Misconception 3: Digital Literacy Only Matters, because The Future is Digital
These promises go beyond preparing us for the world of work tomorrow but to one of the founding promises of the internet itself. Equality. The diversity of content on the internet allows everyone to discover hidden talents and interests, and uncover new ways of learning. This is incredibly beneficial to students with disabilities.
As Lilian commented, digital literacy unlocks the potential and talent of special needs students. It empowers students and motivates them to continue learning. If done correctly, digital literacy could remedy this culture, and provide opportunities for all students. Using digital literacy skills provide students with disabilities with new ways to engage with the content, take in information, and express their understanding of this content. Put simply, digital literacy skills empowers students to be better students. This was confirmed in a 2009 experiment studying the effectiveness of different online mediums (text, text-to-speech, text-to-image) on student performance. The experiment showed positive outcomes for 58 learning disability students in the fifth and sixth grades. Indeed, students with disabilities stood to gain the most from the DLP, just as they stood the most to gain from our digital reality.

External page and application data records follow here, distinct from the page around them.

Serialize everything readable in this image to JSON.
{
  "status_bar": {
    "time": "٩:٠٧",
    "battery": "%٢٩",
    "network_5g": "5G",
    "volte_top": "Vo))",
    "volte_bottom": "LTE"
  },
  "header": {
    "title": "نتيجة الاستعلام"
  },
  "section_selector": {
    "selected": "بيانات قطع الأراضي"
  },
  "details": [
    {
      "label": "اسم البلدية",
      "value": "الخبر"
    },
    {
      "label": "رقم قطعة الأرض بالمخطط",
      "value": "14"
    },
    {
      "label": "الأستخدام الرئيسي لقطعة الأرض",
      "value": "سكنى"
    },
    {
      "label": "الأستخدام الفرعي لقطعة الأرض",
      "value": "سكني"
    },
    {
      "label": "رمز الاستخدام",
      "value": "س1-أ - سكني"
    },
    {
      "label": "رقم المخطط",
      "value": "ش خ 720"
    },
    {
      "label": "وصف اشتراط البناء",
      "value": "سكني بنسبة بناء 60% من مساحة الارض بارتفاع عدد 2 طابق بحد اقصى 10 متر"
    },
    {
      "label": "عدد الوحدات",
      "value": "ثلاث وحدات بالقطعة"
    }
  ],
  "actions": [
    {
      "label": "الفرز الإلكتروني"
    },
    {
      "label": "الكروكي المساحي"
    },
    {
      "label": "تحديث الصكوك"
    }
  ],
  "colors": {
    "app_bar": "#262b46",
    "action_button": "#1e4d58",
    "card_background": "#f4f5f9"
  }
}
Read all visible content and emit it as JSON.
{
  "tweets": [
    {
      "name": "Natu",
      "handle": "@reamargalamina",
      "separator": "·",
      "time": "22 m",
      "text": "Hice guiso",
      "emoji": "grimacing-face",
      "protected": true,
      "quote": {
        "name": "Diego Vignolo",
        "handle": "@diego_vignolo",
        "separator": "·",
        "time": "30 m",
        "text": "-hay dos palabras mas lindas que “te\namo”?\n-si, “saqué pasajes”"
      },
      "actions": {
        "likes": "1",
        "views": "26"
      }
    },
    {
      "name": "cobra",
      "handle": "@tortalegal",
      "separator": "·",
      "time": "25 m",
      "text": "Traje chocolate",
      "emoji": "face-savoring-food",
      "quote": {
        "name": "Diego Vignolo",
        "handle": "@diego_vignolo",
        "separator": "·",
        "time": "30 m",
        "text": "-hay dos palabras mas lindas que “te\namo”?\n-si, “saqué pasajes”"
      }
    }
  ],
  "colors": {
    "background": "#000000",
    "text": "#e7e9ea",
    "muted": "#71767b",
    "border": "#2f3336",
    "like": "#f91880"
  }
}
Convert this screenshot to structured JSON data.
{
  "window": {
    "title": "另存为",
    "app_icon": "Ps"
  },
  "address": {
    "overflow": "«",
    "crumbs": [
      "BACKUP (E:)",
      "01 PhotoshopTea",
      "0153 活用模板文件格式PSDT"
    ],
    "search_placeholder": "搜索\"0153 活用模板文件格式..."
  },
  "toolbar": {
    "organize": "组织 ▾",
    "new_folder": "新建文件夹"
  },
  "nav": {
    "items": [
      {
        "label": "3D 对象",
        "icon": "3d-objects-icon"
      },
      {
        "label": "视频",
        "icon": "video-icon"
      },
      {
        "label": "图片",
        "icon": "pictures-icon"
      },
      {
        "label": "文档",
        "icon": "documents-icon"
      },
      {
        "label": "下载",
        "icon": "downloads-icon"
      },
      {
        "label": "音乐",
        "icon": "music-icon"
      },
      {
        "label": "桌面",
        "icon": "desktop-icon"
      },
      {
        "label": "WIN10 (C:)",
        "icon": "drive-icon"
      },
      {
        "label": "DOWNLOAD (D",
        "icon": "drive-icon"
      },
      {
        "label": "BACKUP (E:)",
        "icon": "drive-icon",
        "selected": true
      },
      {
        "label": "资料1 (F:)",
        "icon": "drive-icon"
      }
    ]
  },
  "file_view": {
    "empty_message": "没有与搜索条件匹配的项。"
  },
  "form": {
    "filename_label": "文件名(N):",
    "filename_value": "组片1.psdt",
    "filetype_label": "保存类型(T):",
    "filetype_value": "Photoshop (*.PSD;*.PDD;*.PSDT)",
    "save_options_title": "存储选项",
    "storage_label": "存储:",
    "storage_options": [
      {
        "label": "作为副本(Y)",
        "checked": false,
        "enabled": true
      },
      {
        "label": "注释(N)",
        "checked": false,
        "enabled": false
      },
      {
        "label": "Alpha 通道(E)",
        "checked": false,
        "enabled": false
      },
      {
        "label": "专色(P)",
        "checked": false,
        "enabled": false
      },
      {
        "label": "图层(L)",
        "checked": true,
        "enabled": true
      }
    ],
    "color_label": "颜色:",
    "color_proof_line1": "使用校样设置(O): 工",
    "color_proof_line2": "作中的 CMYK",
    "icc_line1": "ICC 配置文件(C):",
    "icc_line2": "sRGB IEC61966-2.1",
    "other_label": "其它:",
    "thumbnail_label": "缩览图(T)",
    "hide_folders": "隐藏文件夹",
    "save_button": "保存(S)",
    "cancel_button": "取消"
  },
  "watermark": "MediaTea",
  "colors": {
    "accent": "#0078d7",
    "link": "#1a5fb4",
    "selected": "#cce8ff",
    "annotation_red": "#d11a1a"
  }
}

Misconception 4: Only Educators and the Government (Public Sector) is responsible for Realising Digital Literacy
We all have a role to play in the implementation of digital literacy. Both Brian and Lillian commented on the need for multisectoral collaboration to address all fault lines within the DLP.
We need the private, public and NGO sectors to collaborate on; (1) the creation and distribution of accessible, relevant and customizable DLP apps and tools; (2) ensuring consistency in curriculum delivery; (3) spotlight the voices of marginalised and vulnerable communities so that the DLP will reflect their realities and; (4) facilitating capacity building for teachers in learning methodologies for digital literacy and special needs students.
We need decision-makers to listen to the teachers who will implement these choices, and the children who are supposed to be the beneficiaries of those choices. We need to more consistently ask them what they think and how we could improve.
We need to educate parents so that conversations that start in the classroom can be continued at home. Conversations about identifying and responding to misinformation, disinformation and hateful and intolerant content online and how we can enforce our rights online.
Indeed, this is an “all-hands-on-deck” situation with impossibly high stakes. Yet, if we continue to treat digital literacy as the mere acquisition of computer skills, then we risk undercutting its value. Digital Literacy manifests technology’s potential to revolutionise everything; from education to commerce. And failing to realise it, may cost us more than we have to lose.